The park does open to the public one week-end a year in the beginning of October.
This surreal-looking ice cave is located on the Kamchatka Peninsula of Russia. With very little snow, and a hot summer huge snow melts occured. As a result, a passage was formed in the snow was leading to the cave formed underneath.
At the entrance, the ceiling is thin enough for light to break through giving unique effects. The colored lights aren’t a computer trick, but are the result of sunlight streaming through the ice into the hidden world below. When you get further away from the entrance, the arch of the cave becomes thicker, and less sunlight comes through it, but you can still see unreal spans of form and color.
The snow caves of were formed by hot springs flowing from a volcano. The Kamchatka Peninsula, in the far east of Russia, is a region of extraordinary natural beauty with large symmetrical volcanoes, lakes, raging rivers and breathtaking coastline.
(photos by Denis Budko, Marc Szeglat, Michael Zelensky and xflo:w)
American artist Lisa Nilsson creates anatomical cross sections of the human body using rolled strips of paper, a technique known as quilling or paper filigree. Quilling is a time consuming process in which paper is wound tightly into small rolls of different colors and then positioned to become works of art. Nilsson is able to choose exactly the right material to imitate the organic structures making each piece appear as real cross-sections of humans and animals.

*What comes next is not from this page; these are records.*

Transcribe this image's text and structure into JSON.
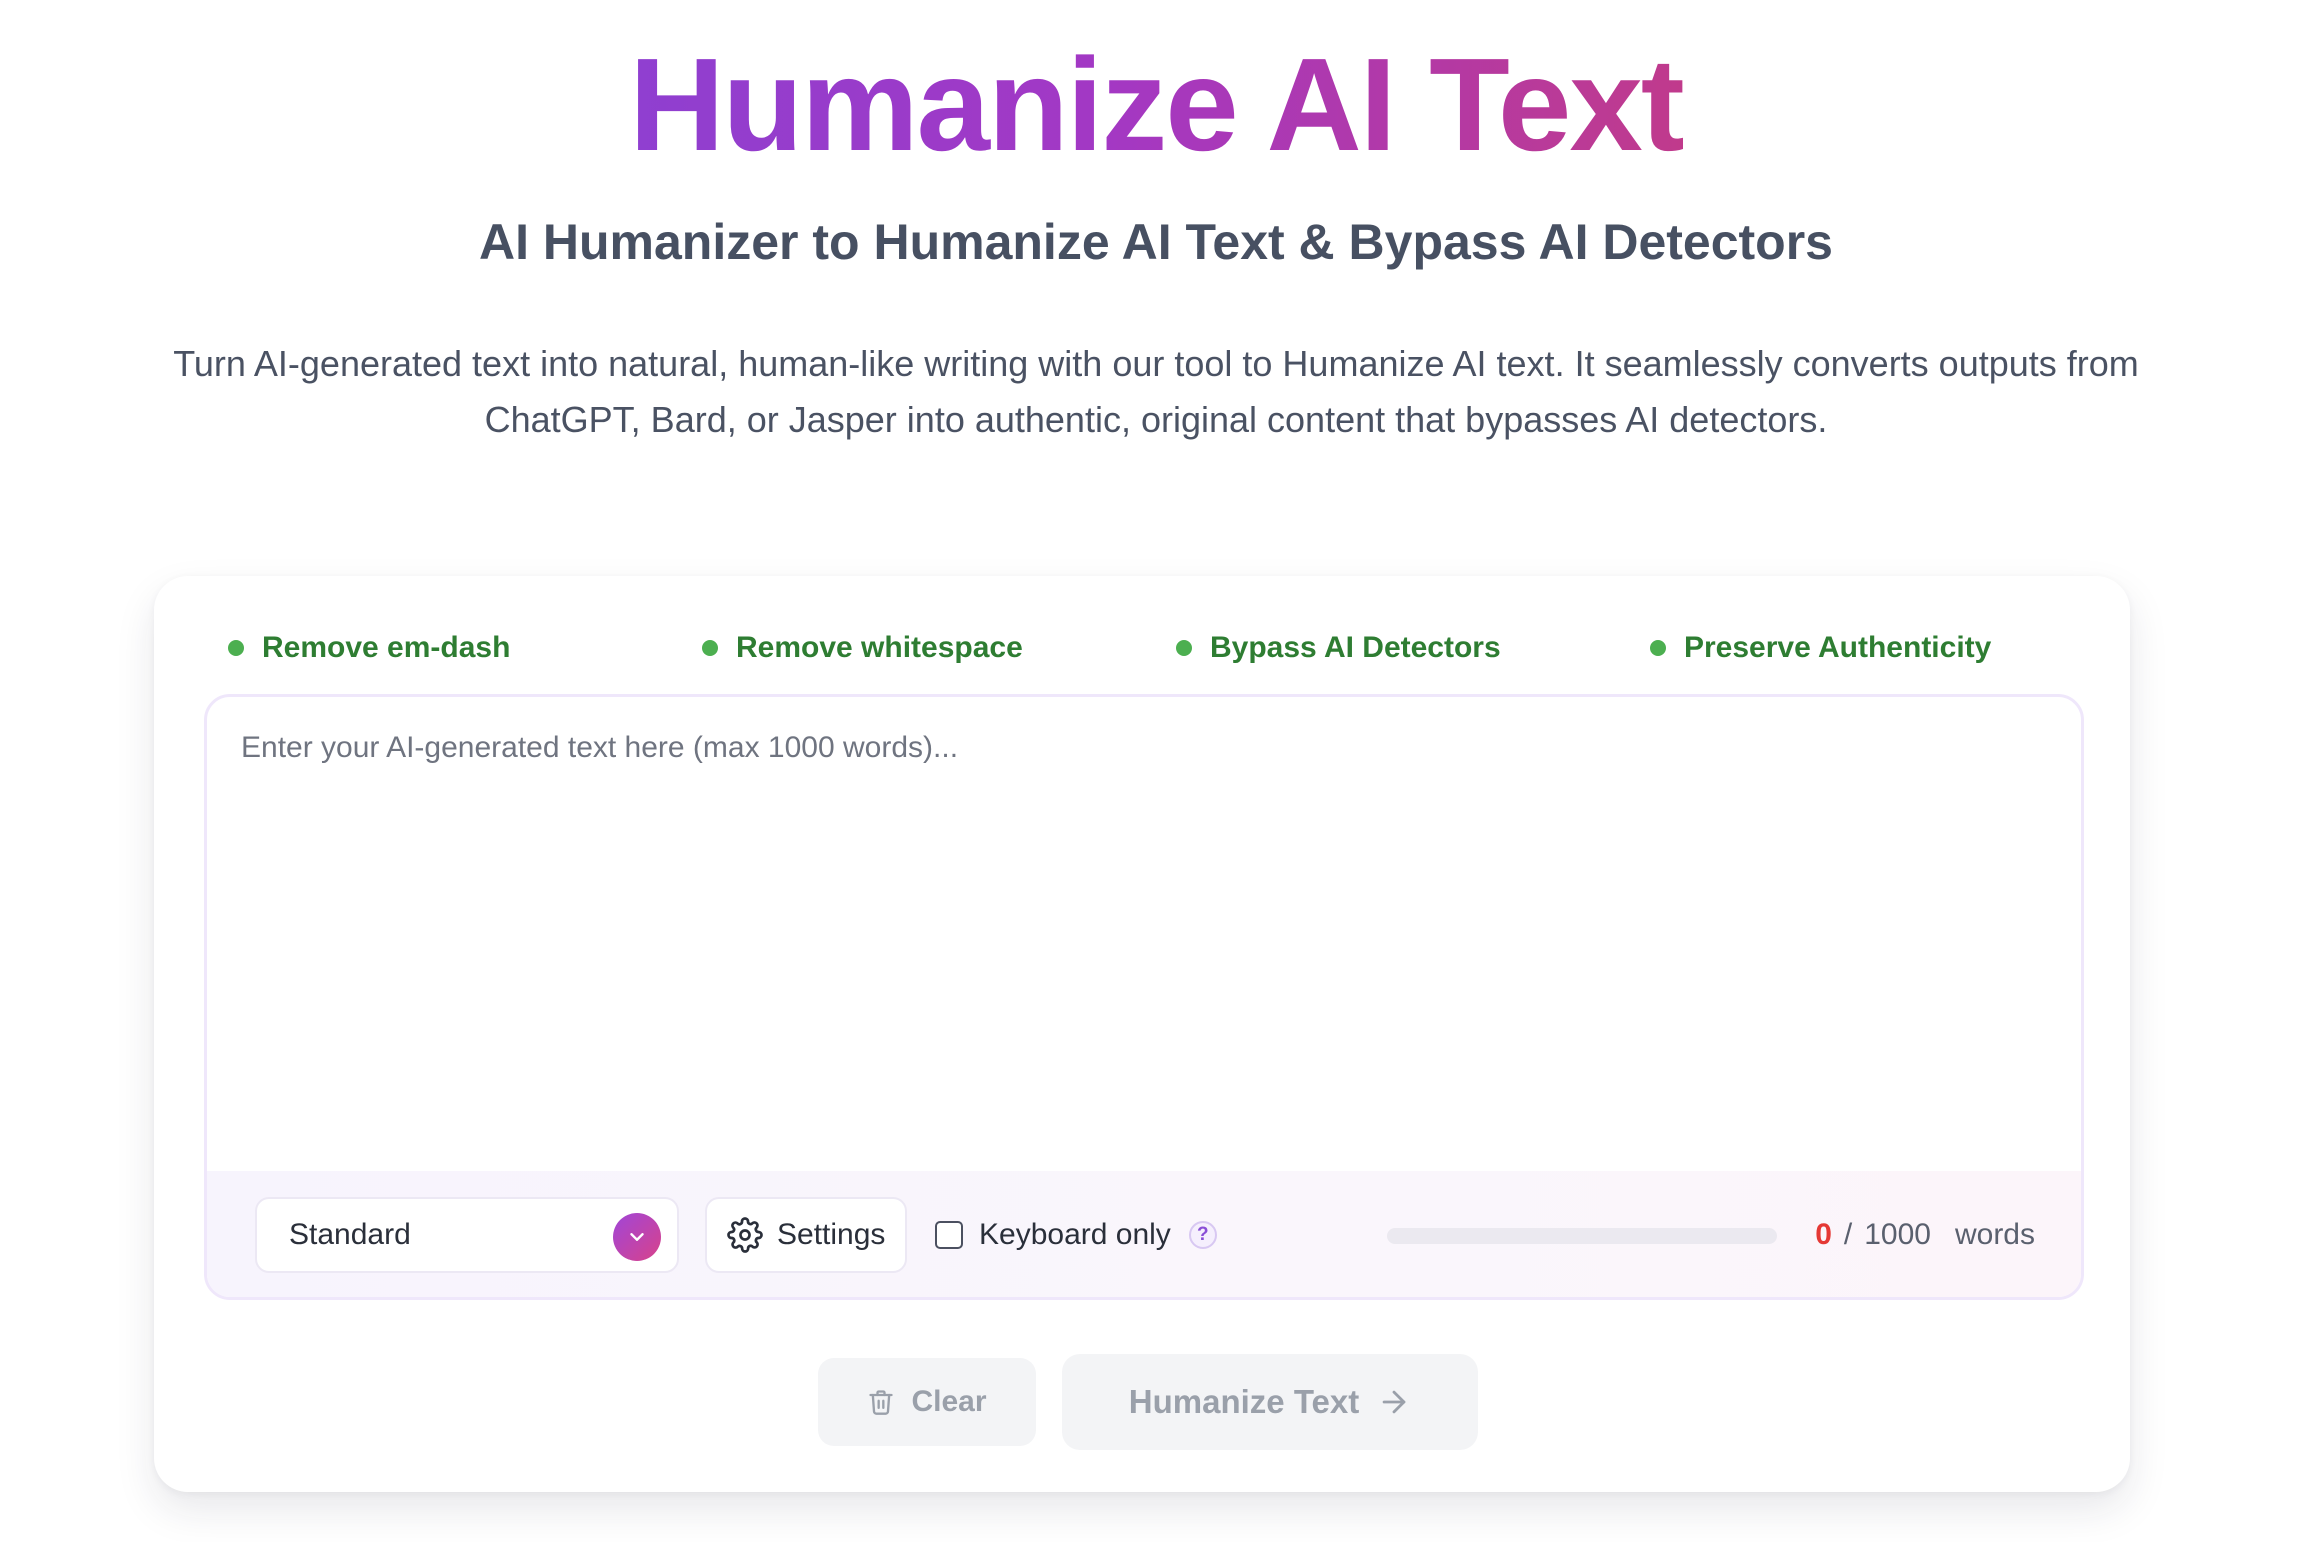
{
  "hero": {
    "title": "Humanize AI Text",
    "subtitle": "AI Humanizer to Humanize AI Text & Bypass AI Detectors",
    "description": "Turn AI-generated text into natural, human-like writing with our tool to Humanize AI text. It seamlessly converts outputs from ChatGPT, Bard, or Jasper into authentic, original content that bypasses AI detectors."
  },
  "features": [
    {
      "label": "Remove em-dash"
    },
    {
      "label": "Remove whitespace"
    },
    {
      "label": "Bypass AI Detectors"
    },
    {
      "label": "Preserve Authenticity"
    }
  ],
  "editor": {
    "value": "",
    "placeholder": "Enter your AI-generated text here (max 1000 words)..."
  },
  "toolbar": {
    "mode": "Standard",
    "settings_label": "Settings",
    "keyboard_only_label": "Keyboard only",
    "keyboard_only_checked": false,
    "help_glyph": "?",
    "word_count": "0",
    "separator": "/",
    "word_limit": "1000",
    "words_label": "words",
    "progress_fraction": 0
  },
  "actions": {
    "clear_label": "Clear",
    "humanize_label": "Humanize Text"
  },
  "colors": {
    "title_gradient_start": "#8f3fd0",
    "title_gradient_end": "#c03a8c",
    "feature_dot": "#4caf50",
    "feature_text": "#2e7d32",
    "count_text": "#e53935",
    "disabled_button_bg": "#f3f4f6"
  },
  "icons": {
    "mode_dropdown": "chevron-down-icon",
    "settings": "gear-icon",
    "help": "question-icon",
    "clear": "trash-icon",
    "humanize": "arrow-right-icon"
  }
}
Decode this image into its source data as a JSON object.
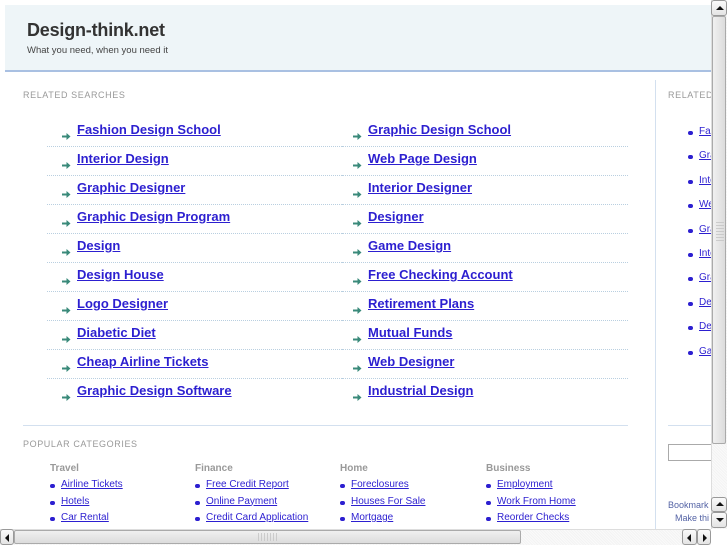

The construction is done with Japanese paper and the gilded edges of old books. Quilling was first practiced by Renaissance nuns and monks who made artistic use of the gilded edges of worn out bibles, and later by 18th century ladies who made artistic use of lots of free time.